**** Available data ****
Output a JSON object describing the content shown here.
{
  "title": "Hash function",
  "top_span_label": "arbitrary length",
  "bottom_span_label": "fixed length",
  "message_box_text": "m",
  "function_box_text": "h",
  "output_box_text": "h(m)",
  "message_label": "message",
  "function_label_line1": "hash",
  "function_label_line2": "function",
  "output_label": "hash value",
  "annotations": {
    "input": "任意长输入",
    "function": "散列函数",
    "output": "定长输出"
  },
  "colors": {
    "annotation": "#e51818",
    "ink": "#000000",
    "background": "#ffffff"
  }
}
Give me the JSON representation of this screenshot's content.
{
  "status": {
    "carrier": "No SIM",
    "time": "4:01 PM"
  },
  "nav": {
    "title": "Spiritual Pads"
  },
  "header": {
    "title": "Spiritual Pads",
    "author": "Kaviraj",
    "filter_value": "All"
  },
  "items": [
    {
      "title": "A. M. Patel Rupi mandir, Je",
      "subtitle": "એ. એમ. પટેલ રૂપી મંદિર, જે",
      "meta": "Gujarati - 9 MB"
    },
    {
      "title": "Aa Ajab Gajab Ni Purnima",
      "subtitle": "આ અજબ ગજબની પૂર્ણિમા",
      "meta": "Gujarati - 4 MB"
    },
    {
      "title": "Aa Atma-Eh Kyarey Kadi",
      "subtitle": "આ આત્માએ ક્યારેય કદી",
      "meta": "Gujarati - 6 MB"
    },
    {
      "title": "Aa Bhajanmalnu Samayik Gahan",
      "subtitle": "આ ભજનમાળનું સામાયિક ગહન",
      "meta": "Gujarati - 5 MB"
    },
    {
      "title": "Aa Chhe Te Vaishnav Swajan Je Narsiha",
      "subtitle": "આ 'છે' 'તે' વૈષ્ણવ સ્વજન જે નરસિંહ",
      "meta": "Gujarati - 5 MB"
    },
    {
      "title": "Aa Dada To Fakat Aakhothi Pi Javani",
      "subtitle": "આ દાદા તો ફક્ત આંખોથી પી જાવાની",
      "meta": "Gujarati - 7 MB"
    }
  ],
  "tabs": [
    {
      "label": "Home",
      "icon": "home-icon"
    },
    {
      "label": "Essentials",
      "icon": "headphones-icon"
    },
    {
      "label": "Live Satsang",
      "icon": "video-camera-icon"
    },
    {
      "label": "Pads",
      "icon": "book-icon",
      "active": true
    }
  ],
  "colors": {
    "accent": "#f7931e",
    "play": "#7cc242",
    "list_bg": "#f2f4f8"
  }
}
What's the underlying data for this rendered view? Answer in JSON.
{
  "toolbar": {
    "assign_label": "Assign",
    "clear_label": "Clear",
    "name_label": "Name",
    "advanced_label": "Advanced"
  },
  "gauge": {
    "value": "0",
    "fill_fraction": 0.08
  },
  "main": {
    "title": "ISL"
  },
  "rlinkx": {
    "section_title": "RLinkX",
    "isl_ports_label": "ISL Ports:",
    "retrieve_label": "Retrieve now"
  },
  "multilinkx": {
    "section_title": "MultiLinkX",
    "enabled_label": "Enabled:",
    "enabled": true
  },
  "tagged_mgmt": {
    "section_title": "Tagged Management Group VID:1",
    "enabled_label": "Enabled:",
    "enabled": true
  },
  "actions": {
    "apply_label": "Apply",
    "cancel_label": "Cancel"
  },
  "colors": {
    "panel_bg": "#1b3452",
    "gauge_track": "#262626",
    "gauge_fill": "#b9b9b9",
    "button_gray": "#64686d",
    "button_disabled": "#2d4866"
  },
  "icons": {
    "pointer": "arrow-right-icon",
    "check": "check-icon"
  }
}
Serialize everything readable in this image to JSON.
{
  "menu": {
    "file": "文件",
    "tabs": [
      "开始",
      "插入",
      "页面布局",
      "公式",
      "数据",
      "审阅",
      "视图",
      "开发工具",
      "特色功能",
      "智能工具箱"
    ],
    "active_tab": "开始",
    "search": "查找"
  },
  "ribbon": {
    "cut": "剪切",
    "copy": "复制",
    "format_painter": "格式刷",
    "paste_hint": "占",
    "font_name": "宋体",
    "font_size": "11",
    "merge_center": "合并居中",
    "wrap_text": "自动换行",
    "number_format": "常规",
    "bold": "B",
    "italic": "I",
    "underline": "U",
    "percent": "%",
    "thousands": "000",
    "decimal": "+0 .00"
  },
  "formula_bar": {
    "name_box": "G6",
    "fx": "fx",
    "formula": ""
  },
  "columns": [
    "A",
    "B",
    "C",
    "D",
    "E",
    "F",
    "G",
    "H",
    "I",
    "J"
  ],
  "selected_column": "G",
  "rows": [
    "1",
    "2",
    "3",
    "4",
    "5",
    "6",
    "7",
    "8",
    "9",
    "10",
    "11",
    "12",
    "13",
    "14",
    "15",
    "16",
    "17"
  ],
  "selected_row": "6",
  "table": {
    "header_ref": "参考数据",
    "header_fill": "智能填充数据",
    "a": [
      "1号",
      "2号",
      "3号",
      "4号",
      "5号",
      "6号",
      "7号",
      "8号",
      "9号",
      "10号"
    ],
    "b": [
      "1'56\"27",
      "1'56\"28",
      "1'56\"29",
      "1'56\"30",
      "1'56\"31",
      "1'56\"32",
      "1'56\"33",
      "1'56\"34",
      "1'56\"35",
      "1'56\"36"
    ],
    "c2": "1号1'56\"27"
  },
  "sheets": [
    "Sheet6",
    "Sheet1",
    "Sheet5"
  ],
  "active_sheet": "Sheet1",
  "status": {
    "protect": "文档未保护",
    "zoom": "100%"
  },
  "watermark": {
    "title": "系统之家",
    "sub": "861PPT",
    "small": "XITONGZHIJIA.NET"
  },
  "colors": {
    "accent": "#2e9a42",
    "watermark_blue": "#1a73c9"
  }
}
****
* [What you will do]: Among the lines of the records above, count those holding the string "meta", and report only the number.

* [Your solution]: 6